-- WHAT YOU ARE ASKED TO DO --
Look through the entries below. Report each line that has the word "preview" in it.

Source records
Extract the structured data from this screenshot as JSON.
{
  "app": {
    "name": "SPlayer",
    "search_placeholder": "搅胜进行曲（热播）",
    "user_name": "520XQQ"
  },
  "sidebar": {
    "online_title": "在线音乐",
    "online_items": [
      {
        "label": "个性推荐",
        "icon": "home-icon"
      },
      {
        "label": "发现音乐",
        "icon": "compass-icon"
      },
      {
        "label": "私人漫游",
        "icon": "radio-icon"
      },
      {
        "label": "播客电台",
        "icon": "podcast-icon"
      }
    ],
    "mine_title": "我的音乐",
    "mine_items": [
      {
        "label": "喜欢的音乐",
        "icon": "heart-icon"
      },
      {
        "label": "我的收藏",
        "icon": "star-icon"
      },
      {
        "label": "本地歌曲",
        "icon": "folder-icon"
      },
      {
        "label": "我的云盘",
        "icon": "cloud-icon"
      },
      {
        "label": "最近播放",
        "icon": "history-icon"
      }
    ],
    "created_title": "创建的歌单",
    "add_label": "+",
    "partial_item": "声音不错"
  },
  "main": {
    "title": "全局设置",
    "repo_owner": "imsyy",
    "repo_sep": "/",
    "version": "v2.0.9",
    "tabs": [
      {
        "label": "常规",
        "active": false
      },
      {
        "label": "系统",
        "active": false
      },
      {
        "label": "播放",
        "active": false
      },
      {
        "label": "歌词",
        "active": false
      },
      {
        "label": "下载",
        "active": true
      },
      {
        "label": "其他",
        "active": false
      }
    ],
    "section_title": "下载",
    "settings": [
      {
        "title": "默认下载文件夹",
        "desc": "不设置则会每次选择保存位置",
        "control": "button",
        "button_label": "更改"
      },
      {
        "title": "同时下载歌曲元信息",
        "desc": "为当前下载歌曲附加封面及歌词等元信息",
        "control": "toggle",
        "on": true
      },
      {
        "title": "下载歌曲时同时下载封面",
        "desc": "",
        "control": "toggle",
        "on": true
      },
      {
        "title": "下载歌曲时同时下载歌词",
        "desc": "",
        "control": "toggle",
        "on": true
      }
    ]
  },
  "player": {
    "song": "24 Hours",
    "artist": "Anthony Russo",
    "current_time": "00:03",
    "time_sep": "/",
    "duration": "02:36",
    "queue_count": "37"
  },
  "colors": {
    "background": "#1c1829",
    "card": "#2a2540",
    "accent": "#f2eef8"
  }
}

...

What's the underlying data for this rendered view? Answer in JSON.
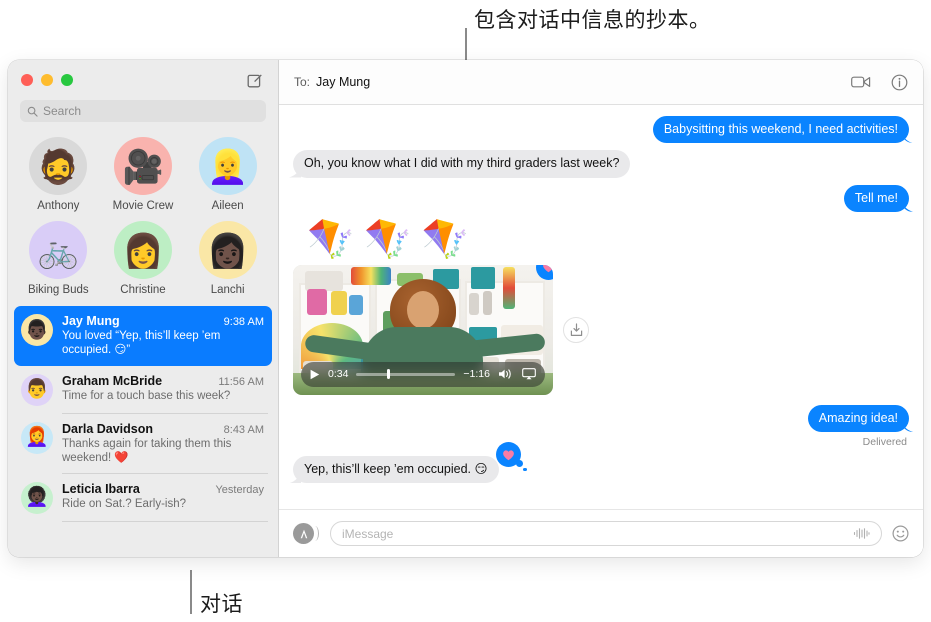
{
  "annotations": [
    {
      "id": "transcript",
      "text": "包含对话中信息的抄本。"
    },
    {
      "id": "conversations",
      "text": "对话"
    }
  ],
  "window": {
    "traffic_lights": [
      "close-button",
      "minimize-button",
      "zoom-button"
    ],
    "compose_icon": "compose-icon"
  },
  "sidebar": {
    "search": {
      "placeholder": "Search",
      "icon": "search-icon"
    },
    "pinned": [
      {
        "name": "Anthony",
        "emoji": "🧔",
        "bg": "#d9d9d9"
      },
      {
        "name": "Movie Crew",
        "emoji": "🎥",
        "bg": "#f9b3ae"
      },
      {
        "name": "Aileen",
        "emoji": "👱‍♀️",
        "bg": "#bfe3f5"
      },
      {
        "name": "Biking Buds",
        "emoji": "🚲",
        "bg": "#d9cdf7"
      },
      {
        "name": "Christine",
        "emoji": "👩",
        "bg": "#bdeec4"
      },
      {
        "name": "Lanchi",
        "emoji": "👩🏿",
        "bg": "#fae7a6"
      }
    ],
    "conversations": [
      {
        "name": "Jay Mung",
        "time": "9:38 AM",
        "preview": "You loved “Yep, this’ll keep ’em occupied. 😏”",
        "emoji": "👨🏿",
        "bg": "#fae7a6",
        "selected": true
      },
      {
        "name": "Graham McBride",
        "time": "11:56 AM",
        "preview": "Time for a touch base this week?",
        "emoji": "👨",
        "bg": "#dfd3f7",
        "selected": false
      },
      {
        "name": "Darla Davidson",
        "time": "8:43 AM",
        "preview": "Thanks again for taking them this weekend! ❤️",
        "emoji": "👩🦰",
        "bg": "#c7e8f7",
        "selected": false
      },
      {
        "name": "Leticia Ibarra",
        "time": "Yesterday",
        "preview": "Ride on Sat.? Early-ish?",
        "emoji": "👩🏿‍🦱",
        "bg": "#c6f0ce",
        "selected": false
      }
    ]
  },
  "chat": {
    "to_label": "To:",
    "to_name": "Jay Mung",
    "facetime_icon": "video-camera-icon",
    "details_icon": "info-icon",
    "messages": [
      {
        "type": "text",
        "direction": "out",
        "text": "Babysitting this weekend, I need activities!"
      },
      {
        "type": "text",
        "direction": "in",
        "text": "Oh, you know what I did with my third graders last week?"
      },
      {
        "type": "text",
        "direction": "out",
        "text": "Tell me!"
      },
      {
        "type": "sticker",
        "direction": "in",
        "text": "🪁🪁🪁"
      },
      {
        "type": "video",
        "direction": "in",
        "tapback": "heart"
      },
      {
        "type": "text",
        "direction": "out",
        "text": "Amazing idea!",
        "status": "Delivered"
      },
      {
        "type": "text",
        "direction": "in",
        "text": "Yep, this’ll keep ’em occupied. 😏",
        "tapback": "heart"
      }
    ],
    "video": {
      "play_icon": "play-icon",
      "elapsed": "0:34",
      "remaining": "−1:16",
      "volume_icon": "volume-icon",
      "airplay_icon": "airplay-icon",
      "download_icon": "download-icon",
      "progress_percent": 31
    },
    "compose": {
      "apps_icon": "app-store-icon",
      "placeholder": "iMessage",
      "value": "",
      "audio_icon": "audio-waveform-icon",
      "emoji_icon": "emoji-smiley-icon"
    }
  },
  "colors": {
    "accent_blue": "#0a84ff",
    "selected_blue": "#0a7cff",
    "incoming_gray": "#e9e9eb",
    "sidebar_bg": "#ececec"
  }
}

-- TASK RESULT --
        "preview": "You loved “Yep, this’ll keep ’em occupied. 😏”",
        "preview": "Time for a touch base this week?",
        "preview": "Thanks again for taking them this weekend! ❤️",
        "preview": "Ride on Sat.? Early-ish?",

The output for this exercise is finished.